Savo [ ˈsɑvɔ ] (Swedish Savolax , Latin Savonia ) is one of the historical landscapes of Finland . The boundaries of today's landscapes, North Savo (Pohjois-Savo, Norra Savolax) and South Savo (Etelä-Savo, Södra Savolax) largely coincide with the boundaries of the historical landscape.
Savo forms an integral part of the greater region, which is commonly known as Lake Finland. The fourth largest lake in Europe, Saimaa with approx. 4,400 km², is located in this region. The region is also very wooded. Much that is typically associated with Finland today can be found in Savo.

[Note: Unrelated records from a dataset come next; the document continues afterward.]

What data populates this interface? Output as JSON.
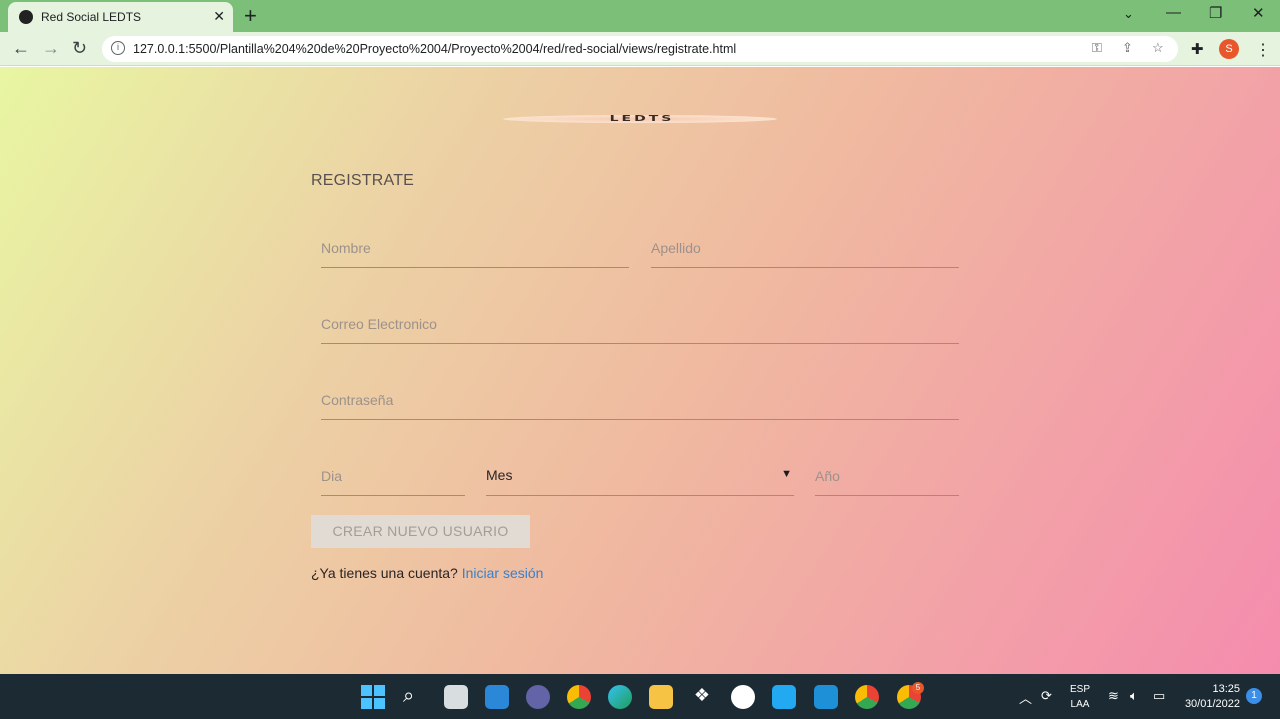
{
  "browser": {
    "tab_title": "Red Social LEDTS",
    "url": "127.0.0.1:5500/Plantilla%204%20de%20Proyecto%2004/Proyecto%2004/red/red-social/views/registrate.html",
    "profile_initial": "S"
  },
  "page": {
    "logo_text": "LEDTS",
    "heading": "REGISTRATE",
    "fields": {
      "nombre": "Nombre",
      "apellido": "Apellido",
      "correo": "Correo Electronico",
      "contrasena": "Contraseña",
      "dia": "Dia",
      "mes": "Mes",
      "anio": "Año"
    },
    "submit_label": "CREAR NUEVO USUARIO",
    "login_prompt": "¿Ya tienes una cuenta?",
    "login_link": "Iniciar sesión"
  },
  "taskbar": {
    "lang_top": "ESP",
    "lang_bottom": "LAA",
    "time": "13:25",
    "date": "30/01/2022",
    "notification_count": "1",
    "chrome_badge": "5"
  },
  "colors": {
    "gradient_start": "#e8f6a2",
    "gradient_end": "#f58cae",
    "link": "#3b80c8",
    "tabbar": "#7cbf78"
  }
}
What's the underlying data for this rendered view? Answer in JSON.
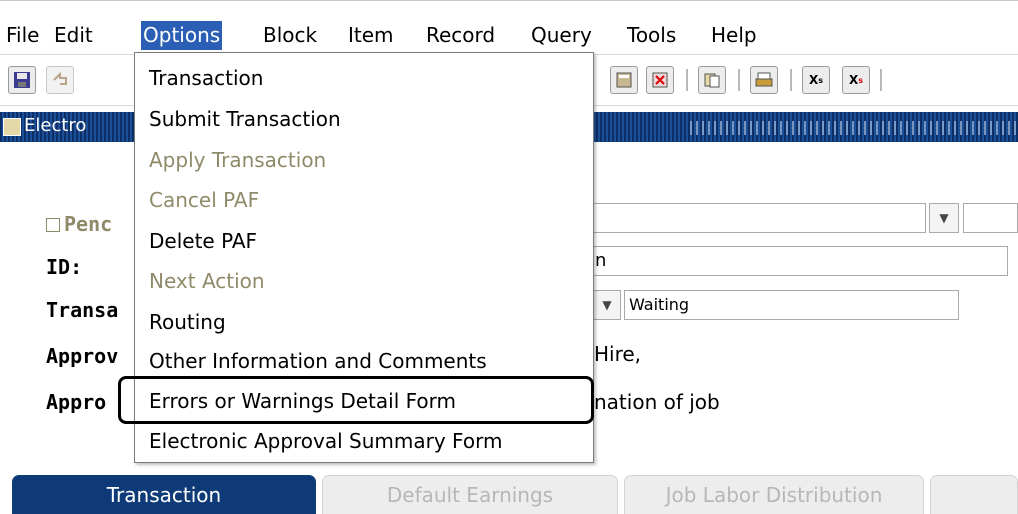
{
  "menubar": {
    "items": [
      {
        "label": "File"
      },
      {
        "label": "Edit"
      },
      {
        "label": "Options"
      },
      {
        "label": "Block"
      },
      {
        "label": "Item"
      },
      {
        "label": "Record"
      },
      {
        "label": "Query"
      },
      {
        "label": "Tools"
      },
      {
        "label": "Help"
      }
    ]
  },
  "window": {
    "title": "Electro"
  },
  "form": {
    "pending_label": "Penc",
    "id_label": "ID:",
    "transaction_label": "Transa",
    "status_value": "Waiting",
    "approval1_label": "Approv",
    "approval1_value": "Hire,",
    "approval2_label": "Appro",
    "approval2_value": "nation of job",
    "id_value_tail": "n"
  },
  "options_menu": {
    "items": [
      {
        "label": "Transaction",
        "enabled": true
      },
      {
        "label": "Submit Transaction",
        "enabled": true
      },
      {
        "label": "Apply Transaction",
        "enabled": false
      },
      {
        "label": "Cancel PAF",
        "enabled": false
      },
      {
        "label": "Delete PAF",
        "enabled": true
      },
      {
        "label": "Next Action",
        "enabled": false
      },
      {
        "label": "Routing",
        "enabled": true
      },
      {
        "label": "Other Information and Comments",
        "enabled": true
      },
      {
        "label": "Errors or Warnings Detail Form",
        "enabled": true,
        "highlighted": true
      },
      {
        "label": "Electronic Approval Summary Form",
        "enabled": true
      }
    ]
  },
  "tabs": [
    {
      "label": "Transaction",
      "active": true
    },
    {
      "label": "Default Earnings",
      "active": false
    },
    {
      "label": "Job Labor Distribution",
      "active": false
    }
  ],
  "icons": {
    "save": "save-icon",
    "rollback": "rollback-icon",
    "calc": "calculator-icon",
    "remove": "remove-record-icon",
    "copy": "copy-icon",
    "print": "print-icon",
    "x1": "x-sub-icon",
    "x2": "x-sup-icon"
  }
}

Historically, Savo is a border region between East and West where Sweden and Russia met. Since the peace treaties of Nöteborg (1323) and Teusina (1595), the eastern border of Savos also formed the eastern border between Sweden and Russia. With the Peace of Stolbowo (1617) this border shifted to the east. Nevertheless, there were and still are Eastern influences, for example through the Orthodox Church. The emergence of Finnish national consciousness received strong impulses in the middle of the 19th century from cultural personalities from Savo, such as Minna Canth , Juhani Aho , the artist family Edelfelt, who all lived in the city of Kuopio. It was there that the future statesman Johan Vilhelm Snellman published one of the first Finnish-language newspapers. Today's regional newspapers are Savon Sanomat ( Kuopio ), Itä-Savo ( Savonlinna ) and Länsi-Savo ( Mikkeli ).
Savo is a common denomination of origin within Finland, just as Franconia or Rhineland denote origin in Germany , although there are no corresponding federal states. The residents of Savo speak a very distinctive dialect, which linguistically belongs to a larger group of Savo dialects . A Savo dish known throughout Finland is kalakukko (fish baked in a loaf of bread).